“My dad drives trucks and he gets this thing called Trucker’s Shoulder, so he loses movement, and I can tell sometimes he can’t even move his whole arm,” said rising senior Roosevelt Greenwood. “I was thinking maybe I could come up with a way to help fix that.”

“I feel like a final goal for me is actually having my own company … [They] really push entrepreneurship,” said Greenwood of the 3+2 program. “At the same time, they focus on your personal goals. They really do push you to get good grades and do well in school.”

The supportive environment is fostered by Tanina Bradley, professor and 3+2 program adviser. 

“Our adviser, Dr. Bradley, has been really consistent in trying to help us get to the next level,” said Cruse.

Adviser Tanina Bradley (right) with students Deandria Harper (left) and Roosevelt Greenwood (center). Yasmin Bendaas/EducationNC

For Bradley, physics and math “touch everything” from water systems to electricity. But she also knows the subjects can be tough for students. 

“Whether you’re excelling or you’re not doing so well, it’s just a tough process to go through,” she said. “So you have to have people who understand the struggle and can tell you, ‘There’s a light at the end of the tunnel. Just keep going. You can do this.'”

Deandria Harper said she always finds that she can go door-to-door to ask for advice from her physics professors. And for Harper, her interest in physics and engineering started well before college. She comes from a family of three generations of electrical engineers and got a head start in math while attending James E. Shepard Middle School in Durham. 

“I was able to start accelerated math, so I started high school math in seventh grade,” Harper said. “I was able to squeeze in a few extra math classes in high school, and that definitely fueled my interest in STEM.”

Because physics and engineering are both math-based, Jackson said a strong foundation in math is needed before entering college. However, Jackson, as the principal investigator on the grants supporting the 3+2 program, recognized that several of his students come from disadvantaged backgrounds.
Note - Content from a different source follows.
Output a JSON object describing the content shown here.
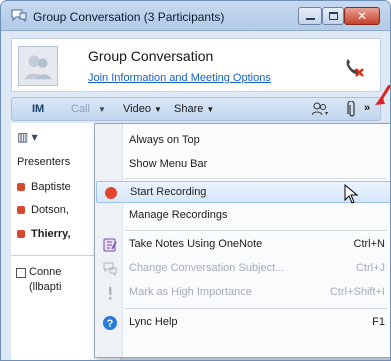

He remembered coming into the STEM field as one of the few African-American men.

Judah Jackson
Judah Jackson makes final touches to his claw for the drone project. Yasmin Bendaas/EducationNC

“STEM education, particularly for underrepresented minorities, is a very important matter to address,” said Jackson, who knew a Historically Black College (HBCU) would be his calling when he entered the field of higher education.

“Theirs was the population of students that I was interested in helping to introduce to STEM education and STEM careers,” Jackson said. “It is the STEM areas that are the drivers of the economy through technology advancements and innovation.”

Through the 3+2 program, students achieve the theoretical grounding of physics and experience the applied aspects of engineering.

“But ultimately, I want them to succeed in whatever goal they have,” Bradley said.

Yasmin Bendaas

Yasmin Bendaas is a Science writer.  A North Carolina native, she received her master’s degree in Science & Medical Journalism at UNC Chapel Hill, where she was a Park Fellow. She received her Bachelor of Arts in anthropology in 2013 from Wake Forest University, where she double-minored in journalism and Middle East and South Asia studies. As an undergraduate student, Bendaas gained insight into public health when she interned at the Kate B. Reynolds Charitable Trust, a statewide grantmaker focused on rural health, including access to primary care, diabetes, community-centered prevention, and mental health and substance abuse. 

As a journalist, Bendaas has been funded twice by the Pulitzer Center on Crisis Reporting for fieldwork in Algeria — first to cover a disappearing indigenous tattoo tradition, and again to look at how climate change affects rural sheepherding practices.